╭─ Material provided

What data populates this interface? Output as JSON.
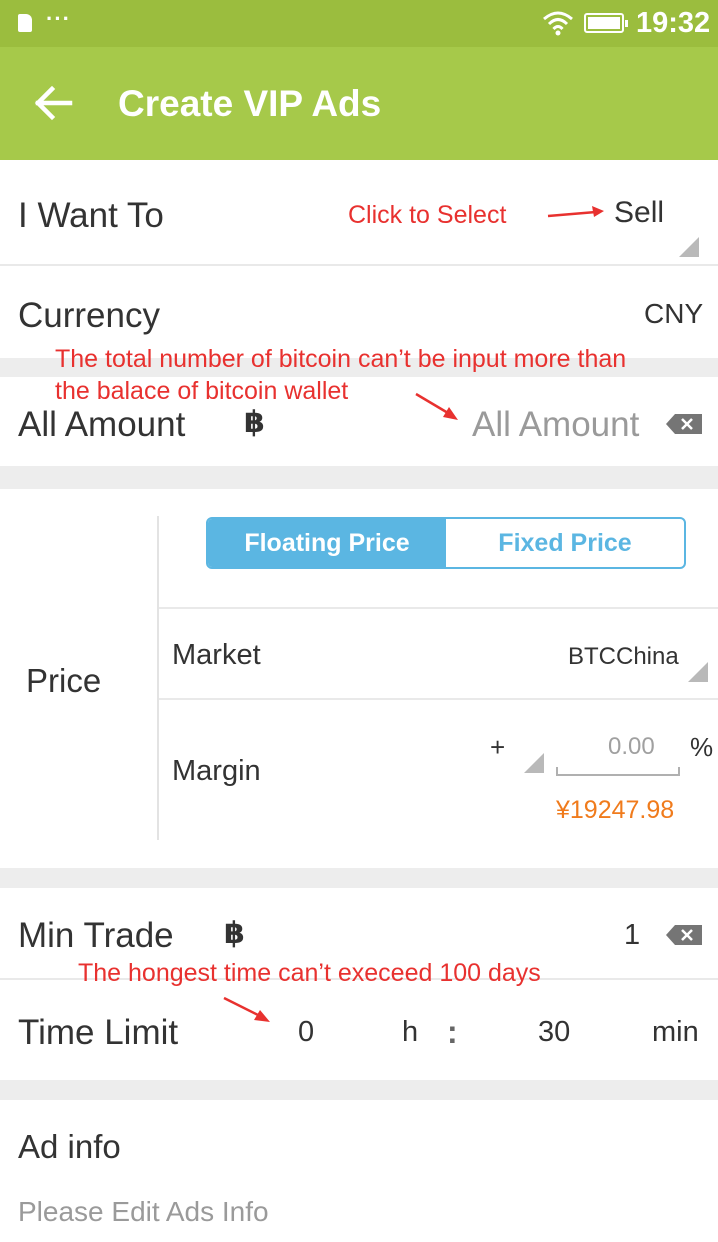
{
  "status_bar": {
    "time": "19:32",
    "dots": "···"
  },
  "app_bar": {
    "title": "Create VIP Ads"
  },
  "want_to": {
    "label": "I Want To",
    "value": "Sell",
    "annotation": "Click to Select"
  },
  "currency": {
    "label": "Currency",
    "value": "CNY"
  },
  "amount": {
    "label": "All Amount",
    "placeholder": "All Amount",
    "symbol": "฿",
    "annotation_line1": "The total number of bitcoin can’t be input more than",
    "annotation_line2": "the balace of bitcoin wallet"
  },
  "price": {
    "label": "Price",
    "tabs": [
      {
        "label": "Floating Price",
        "active": true
      },
      {
        "label": "Fixed Price",
        "active": false
      }
    ],
    "market": {
      "label": "Market",
      "value": "BTCChina"
    },
    "margin": {
      "label": "Margin",
      "sign": "+",
      "value_placeholder": "0.00",
      "unit": "%",
      "computed_price": "¥19247.98"
    }
  },
  "min_trade": {
    "label": "Min Trade",
    "symbol": "฿",
    "value": "1"
  },
  "time_limit": {
    "label": "Time Limit",
    "hours": "0",
    "hours_unit": "h",
    "separator": ":",
    "minutes": "30",
    "minutes_unit": "min",
    "annotation": "The hongest time can’t execeed 100 days"
  },
  "ad_info": {
    "label": "Ad info",
    "placeholder": "Please Edit Ads Info"
  },
  "colors": {
    "header": "#a6c94a",
    "status_bar": "#9bbd3e",
    "accent_blue": "#5bb6e2",
    "annotation_red": "#e8312f",
    "price_orange": "#f07b1c"
  }
}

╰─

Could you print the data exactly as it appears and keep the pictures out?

What data populates this interface? Output as JSON.
{
  "status_bar": {
    "time": "19:32",
    "dots": "···"
  },
  "app_bar": {
    "title": "Create VIP Ads"
  },
  "want_to": {
    "label": "I Want To",
    "value": "Sell",
    "annotation": "Click to Select"
  },
  "currency": {
    "label": "Currency",
    "value": "CNY"
  },
  "amount": {
    "label": "All Amount",
    "placeholder": "All Amount",
    "symbol": "฿",
    "annotation_line1": "The total number of bitcoin can’t be input more than",
    "annotation_line2": "the balace of bitcoin wallet"
  },
  "price": {
    "label": "Price",
    "tabs": [
      {
        "label": "Floating Price",
        "active": true
      },
      {
        "label": "Fixed Price",
        "active": false
      }
    ],
    "market": {
      "label": "Market",
      "value": "BTCChina"
    },
    "margin": {
      "label": "Margin",
      "sign": "+",
      "value_placeholder": "0.00",
      "unit": "%",
      "computed_price": "¥19247.98"
    }
  },
  "min_trade": {
    "label": "Min Trade",
    "symbol": "฿",
    "value": "1"
  },
  "time_limit": {
    "label": "Time Limit",
    "hours": "0",
    "hours_unit": "h",
    "separator": ":",
    "minutes": "30",
    "minutes_unit": "min",
    "annotation": "The hongest time can’t execeed 100 days"
  },
  "ad_info": {
    "label": "Ad info",
    "placeholder": "Please Edit Ads Info"
  },
  "colors": {
    "header": "#a6c94a",
    "status_bar": "#9bbd3e",
    "accent_blue": "#5bb6e2",
    "annotation_red": "#e8312f",
    "price_orange": "#f07b1c"
  }
}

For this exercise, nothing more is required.